# [GOAL OF THE EXERCISE]
Go line by line through the entries below and copy those containing the string "data".

○ ○ ○ ○

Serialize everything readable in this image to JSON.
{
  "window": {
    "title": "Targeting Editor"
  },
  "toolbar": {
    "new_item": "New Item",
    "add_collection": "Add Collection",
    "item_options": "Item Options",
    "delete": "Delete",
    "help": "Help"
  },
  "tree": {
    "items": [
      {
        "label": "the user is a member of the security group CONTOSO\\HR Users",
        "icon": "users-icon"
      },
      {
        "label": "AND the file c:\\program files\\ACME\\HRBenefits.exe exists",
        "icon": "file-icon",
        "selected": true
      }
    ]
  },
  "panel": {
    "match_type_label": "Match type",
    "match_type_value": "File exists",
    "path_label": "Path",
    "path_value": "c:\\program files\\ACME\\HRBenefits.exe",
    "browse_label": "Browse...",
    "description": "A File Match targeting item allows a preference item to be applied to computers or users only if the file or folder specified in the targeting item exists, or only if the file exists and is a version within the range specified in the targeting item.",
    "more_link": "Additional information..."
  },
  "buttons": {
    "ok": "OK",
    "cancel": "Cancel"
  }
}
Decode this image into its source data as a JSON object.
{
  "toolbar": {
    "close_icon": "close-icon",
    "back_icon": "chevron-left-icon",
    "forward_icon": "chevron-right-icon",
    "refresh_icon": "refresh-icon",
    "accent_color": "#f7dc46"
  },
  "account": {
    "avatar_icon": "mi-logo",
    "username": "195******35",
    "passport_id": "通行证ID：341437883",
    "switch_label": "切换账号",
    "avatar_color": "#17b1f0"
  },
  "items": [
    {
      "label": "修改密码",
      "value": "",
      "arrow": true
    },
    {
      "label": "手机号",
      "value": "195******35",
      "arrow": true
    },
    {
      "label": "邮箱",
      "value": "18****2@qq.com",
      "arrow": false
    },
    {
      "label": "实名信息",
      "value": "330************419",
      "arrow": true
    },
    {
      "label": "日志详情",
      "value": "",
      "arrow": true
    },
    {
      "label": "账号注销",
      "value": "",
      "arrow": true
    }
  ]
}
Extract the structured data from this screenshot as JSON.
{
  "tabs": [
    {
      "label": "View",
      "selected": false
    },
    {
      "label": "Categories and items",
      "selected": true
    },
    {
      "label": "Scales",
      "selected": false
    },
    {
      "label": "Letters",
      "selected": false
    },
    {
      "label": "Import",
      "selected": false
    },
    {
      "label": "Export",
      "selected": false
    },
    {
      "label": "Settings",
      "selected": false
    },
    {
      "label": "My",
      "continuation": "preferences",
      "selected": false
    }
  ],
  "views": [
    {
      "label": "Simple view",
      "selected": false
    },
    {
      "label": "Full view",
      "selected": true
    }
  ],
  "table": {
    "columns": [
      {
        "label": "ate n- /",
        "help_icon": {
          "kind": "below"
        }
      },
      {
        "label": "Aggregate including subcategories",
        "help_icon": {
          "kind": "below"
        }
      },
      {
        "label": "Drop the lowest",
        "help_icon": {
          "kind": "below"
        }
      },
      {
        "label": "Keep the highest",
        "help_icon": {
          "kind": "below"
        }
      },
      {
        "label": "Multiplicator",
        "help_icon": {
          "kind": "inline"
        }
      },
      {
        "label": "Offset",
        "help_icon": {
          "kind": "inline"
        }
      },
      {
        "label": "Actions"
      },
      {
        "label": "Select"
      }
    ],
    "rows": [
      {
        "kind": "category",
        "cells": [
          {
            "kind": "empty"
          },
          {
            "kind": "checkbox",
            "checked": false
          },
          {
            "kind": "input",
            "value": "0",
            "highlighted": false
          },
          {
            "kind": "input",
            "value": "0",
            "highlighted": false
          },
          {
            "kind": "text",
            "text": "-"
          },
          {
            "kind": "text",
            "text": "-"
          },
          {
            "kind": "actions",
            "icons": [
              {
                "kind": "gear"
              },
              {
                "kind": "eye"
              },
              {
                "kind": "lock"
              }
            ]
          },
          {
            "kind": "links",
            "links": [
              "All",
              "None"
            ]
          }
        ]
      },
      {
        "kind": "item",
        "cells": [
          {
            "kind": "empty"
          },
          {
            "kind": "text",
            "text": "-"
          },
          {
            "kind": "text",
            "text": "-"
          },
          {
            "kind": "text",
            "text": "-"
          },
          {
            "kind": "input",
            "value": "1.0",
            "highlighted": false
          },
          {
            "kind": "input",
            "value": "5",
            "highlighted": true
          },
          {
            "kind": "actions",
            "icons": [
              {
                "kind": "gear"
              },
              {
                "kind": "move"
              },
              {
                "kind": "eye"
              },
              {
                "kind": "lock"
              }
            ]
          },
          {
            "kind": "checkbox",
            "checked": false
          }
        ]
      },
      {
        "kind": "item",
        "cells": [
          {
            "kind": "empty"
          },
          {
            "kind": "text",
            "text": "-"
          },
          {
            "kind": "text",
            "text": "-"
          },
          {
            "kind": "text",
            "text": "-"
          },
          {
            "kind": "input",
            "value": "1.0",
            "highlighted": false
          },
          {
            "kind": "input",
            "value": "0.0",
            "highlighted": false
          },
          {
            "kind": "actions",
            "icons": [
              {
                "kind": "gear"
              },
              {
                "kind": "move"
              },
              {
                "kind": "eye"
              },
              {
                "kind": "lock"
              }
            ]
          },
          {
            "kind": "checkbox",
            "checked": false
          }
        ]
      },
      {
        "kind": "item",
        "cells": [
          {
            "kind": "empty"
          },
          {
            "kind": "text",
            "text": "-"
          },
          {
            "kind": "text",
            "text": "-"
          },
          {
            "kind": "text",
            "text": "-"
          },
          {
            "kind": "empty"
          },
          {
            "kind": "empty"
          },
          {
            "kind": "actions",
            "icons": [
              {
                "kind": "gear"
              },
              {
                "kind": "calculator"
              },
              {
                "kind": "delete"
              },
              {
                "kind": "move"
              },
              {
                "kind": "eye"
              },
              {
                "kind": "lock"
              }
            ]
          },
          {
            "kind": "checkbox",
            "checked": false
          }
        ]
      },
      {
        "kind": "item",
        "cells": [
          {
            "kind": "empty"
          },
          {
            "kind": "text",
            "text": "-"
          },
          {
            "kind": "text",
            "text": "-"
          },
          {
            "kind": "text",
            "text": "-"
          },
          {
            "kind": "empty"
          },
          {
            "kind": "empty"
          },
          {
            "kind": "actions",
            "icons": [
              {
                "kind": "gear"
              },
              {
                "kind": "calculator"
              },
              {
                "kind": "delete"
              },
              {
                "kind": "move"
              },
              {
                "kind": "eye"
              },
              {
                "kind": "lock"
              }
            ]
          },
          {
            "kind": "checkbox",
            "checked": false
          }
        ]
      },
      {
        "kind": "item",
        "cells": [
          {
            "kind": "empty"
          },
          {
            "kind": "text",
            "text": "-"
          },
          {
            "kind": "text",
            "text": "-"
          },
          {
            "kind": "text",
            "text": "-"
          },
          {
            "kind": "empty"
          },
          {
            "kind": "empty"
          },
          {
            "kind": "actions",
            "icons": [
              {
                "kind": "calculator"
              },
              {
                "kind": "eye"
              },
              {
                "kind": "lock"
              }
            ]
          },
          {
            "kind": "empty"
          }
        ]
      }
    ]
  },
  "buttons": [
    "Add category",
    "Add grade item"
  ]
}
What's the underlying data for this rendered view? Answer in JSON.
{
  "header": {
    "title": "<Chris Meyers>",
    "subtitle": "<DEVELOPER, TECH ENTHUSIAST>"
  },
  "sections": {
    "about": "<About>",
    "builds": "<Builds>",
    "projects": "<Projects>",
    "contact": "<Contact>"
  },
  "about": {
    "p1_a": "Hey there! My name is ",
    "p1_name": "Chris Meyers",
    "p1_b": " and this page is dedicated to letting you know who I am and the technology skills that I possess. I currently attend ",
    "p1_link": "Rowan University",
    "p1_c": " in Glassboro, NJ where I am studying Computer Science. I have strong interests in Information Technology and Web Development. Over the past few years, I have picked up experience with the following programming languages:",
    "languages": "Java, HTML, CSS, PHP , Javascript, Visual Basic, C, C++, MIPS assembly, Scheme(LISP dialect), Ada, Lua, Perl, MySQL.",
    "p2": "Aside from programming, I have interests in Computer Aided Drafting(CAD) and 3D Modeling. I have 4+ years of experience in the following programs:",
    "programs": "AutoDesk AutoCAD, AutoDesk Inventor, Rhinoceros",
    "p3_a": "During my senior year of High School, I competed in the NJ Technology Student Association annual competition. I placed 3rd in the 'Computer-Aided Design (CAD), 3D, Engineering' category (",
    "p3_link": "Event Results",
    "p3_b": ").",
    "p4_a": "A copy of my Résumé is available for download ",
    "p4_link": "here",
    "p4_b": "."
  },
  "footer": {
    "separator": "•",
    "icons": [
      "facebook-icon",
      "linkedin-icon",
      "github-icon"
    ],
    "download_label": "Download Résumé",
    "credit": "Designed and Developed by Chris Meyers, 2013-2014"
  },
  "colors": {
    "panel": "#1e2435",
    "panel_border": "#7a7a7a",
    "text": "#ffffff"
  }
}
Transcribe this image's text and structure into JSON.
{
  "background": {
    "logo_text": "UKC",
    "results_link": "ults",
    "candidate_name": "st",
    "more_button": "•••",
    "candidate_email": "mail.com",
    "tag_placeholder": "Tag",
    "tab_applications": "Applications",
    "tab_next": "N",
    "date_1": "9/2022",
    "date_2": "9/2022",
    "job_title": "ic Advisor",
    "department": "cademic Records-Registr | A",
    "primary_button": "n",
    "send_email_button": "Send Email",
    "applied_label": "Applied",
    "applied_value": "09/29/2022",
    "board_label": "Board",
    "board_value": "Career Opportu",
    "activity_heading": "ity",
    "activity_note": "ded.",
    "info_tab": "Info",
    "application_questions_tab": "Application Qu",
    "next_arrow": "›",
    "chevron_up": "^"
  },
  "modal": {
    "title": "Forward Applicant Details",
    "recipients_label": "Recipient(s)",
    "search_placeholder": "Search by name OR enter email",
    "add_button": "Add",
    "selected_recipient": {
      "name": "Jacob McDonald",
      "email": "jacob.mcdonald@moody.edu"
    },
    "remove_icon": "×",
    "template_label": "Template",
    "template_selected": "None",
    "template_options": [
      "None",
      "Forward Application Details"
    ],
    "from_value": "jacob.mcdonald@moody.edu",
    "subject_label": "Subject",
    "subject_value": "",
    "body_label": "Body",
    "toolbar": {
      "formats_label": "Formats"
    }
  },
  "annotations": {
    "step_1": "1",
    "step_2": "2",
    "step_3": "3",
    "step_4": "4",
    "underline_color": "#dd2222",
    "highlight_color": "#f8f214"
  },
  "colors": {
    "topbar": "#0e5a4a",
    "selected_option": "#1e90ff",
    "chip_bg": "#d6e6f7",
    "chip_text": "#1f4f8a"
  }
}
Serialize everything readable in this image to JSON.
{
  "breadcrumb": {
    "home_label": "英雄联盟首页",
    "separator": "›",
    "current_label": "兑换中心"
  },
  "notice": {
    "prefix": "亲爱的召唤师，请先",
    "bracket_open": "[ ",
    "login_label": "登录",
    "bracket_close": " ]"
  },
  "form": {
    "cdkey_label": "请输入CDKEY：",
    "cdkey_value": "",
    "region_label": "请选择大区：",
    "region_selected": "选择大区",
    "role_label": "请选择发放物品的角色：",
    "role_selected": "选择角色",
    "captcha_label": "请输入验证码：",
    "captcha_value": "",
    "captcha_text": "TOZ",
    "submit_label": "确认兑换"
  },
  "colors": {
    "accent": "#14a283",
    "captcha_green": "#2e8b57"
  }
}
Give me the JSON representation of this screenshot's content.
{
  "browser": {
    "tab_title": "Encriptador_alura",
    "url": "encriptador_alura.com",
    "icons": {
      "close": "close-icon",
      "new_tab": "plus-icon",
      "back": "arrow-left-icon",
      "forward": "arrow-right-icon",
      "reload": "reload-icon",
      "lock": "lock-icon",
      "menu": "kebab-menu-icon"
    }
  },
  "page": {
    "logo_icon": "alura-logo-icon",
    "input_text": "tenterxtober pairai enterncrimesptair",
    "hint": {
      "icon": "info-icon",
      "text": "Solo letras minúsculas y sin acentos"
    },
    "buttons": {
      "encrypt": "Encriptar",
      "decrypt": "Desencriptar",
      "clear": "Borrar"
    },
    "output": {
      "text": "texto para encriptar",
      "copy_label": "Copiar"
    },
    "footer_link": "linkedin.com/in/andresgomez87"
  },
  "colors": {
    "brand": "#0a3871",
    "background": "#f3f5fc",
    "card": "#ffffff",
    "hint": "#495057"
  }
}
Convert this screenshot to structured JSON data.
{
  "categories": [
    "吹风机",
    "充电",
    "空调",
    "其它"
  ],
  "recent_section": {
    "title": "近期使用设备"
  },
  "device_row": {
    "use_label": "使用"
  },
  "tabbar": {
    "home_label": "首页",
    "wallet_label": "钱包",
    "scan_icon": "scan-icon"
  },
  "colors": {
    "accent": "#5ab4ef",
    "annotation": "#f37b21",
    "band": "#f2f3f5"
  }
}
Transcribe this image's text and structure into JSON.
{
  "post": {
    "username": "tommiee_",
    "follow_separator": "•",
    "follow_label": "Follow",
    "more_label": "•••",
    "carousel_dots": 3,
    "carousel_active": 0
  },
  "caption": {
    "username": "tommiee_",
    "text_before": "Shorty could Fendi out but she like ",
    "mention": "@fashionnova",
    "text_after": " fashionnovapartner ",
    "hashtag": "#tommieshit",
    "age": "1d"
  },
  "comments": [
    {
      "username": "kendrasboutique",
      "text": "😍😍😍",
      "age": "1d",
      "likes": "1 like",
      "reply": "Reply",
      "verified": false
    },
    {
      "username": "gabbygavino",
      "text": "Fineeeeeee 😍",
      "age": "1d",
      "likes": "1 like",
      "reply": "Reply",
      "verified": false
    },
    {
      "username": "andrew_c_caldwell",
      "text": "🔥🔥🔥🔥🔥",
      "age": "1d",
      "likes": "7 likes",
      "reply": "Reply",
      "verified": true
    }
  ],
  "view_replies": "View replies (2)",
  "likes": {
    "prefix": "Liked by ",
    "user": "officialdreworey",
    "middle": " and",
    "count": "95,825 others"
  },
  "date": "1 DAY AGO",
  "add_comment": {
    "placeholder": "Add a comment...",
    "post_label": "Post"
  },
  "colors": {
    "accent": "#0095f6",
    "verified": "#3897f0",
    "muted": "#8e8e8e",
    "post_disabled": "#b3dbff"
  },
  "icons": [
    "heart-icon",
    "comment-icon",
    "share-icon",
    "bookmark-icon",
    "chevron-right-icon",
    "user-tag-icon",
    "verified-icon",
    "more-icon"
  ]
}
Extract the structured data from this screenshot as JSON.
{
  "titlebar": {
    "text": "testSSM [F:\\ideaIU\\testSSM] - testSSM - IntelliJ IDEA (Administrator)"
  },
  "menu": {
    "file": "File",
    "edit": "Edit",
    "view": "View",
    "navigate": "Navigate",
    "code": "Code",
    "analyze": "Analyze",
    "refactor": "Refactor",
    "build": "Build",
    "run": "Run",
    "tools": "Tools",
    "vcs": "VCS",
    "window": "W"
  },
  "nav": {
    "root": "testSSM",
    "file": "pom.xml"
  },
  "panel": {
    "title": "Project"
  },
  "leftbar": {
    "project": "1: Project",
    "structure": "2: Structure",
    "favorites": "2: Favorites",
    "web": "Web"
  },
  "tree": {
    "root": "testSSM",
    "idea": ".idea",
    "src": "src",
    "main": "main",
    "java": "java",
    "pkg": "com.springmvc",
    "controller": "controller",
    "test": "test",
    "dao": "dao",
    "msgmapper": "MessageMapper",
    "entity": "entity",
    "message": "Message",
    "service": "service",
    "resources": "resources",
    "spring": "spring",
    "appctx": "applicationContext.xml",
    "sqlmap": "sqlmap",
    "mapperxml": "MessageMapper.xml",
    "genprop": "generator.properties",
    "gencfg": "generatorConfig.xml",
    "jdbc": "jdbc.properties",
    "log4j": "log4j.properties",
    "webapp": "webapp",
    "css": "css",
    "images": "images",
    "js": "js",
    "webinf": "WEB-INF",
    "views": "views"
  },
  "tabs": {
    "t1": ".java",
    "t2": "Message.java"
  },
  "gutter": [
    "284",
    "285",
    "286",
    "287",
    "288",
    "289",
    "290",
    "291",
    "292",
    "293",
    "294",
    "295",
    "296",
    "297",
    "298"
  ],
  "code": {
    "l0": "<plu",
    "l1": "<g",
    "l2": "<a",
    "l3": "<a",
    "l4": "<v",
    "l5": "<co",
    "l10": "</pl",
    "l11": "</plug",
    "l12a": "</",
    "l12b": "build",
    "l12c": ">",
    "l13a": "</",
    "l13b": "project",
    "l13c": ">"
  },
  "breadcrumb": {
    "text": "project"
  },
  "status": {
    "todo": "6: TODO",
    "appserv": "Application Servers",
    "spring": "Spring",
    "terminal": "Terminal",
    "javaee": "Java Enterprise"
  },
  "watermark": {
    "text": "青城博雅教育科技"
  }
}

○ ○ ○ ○

# [REPLY]
Decode this image into its source data as a JSON object.
Extract the structured data from this screenshot as JSON.
What's the underlying data for this rendered view? Answer in JSON.
Convert this screenshot to structured JSON data.
Extract the structured data from this screenshot as JSON.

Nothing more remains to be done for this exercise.